§ INSTRUCTIONS TO FOLLOW:
Print every line below without adding or leaving out a single word.
--------------------------------------------------
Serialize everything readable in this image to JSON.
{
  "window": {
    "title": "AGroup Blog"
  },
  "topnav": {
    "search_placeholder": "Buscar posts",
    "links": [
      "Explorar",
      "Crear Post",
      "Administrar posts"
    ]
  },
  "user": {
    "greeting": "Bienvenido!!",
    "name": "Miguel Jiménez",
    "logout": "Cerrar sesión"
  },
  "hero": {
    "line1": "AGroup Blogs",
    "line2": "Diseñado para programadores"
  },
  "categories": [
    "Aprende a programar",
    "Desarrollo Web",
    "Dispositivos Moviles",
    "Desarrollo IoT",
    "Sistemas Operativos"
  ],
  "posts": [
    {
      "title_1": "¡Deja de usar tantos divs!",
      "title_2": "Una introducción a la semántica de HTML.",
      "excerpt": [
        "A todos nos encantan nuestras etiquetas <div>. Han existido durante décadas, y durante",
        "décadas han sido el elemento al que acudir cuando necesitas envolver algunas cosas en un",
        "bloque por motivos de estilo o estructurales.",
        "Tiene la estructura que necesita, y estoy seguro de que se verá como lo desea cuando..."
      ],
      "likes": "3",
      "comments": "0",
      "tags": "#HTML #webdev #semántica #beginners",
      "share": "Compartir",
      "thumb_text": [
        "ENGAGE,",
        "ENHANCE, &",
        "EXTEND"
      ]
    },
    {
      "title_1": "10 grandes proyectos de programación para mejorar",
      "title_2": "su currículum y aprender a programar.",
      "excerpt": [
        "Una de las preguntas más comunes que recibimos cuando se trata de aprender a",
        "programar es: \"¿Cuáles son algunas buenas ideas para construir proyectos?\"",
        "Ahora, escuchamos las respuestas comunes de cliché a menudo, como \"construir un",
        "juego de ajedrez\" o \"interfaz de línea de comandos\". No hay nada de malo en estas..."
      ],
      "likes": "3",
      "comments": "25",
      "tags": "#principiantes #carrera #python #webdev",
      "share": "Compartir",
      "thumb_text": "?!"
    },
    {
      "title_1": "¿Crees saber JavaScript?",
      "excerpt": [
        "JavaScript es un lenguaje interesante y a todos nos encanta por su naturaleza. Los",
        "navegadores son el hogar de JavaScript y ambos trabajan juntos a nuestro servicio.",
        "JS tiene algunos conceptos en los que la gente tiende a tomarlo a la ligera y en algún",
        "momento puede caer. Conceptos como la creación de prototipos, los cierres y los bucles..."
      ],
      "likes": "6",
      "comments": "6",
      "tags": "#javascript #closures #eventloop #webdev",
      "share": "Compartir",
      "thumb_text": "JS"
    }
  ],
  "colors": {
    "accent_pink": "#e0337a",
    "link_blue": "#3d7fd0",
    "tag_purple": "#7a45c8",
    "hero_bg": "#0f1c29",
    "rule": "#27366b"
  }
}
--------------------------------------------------
§ COMPLETED EXERCISE:
Serialize everything readable in this image to JSON.
{
  "window": {
    "title": "AGroup Blog"
  },
  "topnav": {
    "search_placeholder": "Buscar posts",
    "links": [
      "Explorar",
      "Crear Post",
      "Administrar posts"
    ]
  },
  "user": {
    "greeting": "Bienvenido!!",
    "name": "Miguel Jiménez",
    "logout": "Cerrar sesión"
  },
  "hero": {
    "line1": "AGroup Blogs",
    "line2": "Diseñado para programadores"
  },
  "categories": [
    "Aprende a programar",
    "Desarrollo Web",
    "Dispositivos Moviles",
    "Desarrollo IoT",
    "Sistemas Operativos"
  ],
  "posts": [
    {
      "title_1": "¡Deja de usar tantos divs!",
      "title_2": "Una introducción a la semántica de HTML.",
      "excerpt": [
        "A todos nos encantan nuestras etiquetas <div>. Han existido durante décadas, y durante",
        "décadas han sido el elemento al que acudir cuando necesitas envolver algunas cosas en un",
        "bloque por motivos de estilo o estructurales.",
        "Tiene la estructura que necesita, y estoy seguro de que se verá como lo desea cuando..."
      ],
      "likes": "3",
      "comments": "0",
      "tags": "#HTML #webdev #semántica #beginners",
      "share": "Compartir",
      "thumb_text": [
        "ENGAGE,",
        "ENHANCE, &",
        "EXTEND"
      ]
    },
    {
      "title_1": "10 grandes proyectos de programación para mejorar",
      "title_2": "su currículum y aprender a programar.",
      "excerpt": [
        "Una de las preguntas más comunes que recibimos cuando se trata de aprender a",
        "programar es: \"¿Cuáles son algunas buenas ideas para construir proyectos?\"",
        "Ahora, escuchamos las respuestas comunes de cliché a menudo, como \"construir un",
        "juego de ajedrez\" o \"interfaz de línea de comandos\". No hay nada de malo en estas..."
      ],
      "likes": "3",
      "comments": "25",
      "tags": "#principiantes #carrera #python #webdev",
      "share": "Compartir",
      "thumb_text": "?!"
    },
    {
      "title_1": "¿Crees saber JavaScript?",
      "excerpt": [
        "JavaScript es un lenguaje interesante y a todos nos encanta por su naturaleza. Los",
        "navegadores son el hogar de JavaScript y ambos trabajan juntos a nuestro servicio.",
        "JS tiene algunos conceptos en los que la gente tiende a tomarlo a la ligera y en algún",
        "momento puede caer. Conceptos como la creación de prototipos, los cierres y los bucles..."
      ],
      "likes": "6",
      "comments": "6",
      "tags": "#javascript #closures #eventloop #webdev",
      "share": "Compartir",
      "thumb_text": "JS"
    }
  ],
  "colors": {
    "accent_pink": "#e0337a",
    "link_blue": "#3d7fd0",
    "tag_purple": "#7a45c8",
    "hero_bg": "#0f1c29",
    "rule": "#27366b"
  }
}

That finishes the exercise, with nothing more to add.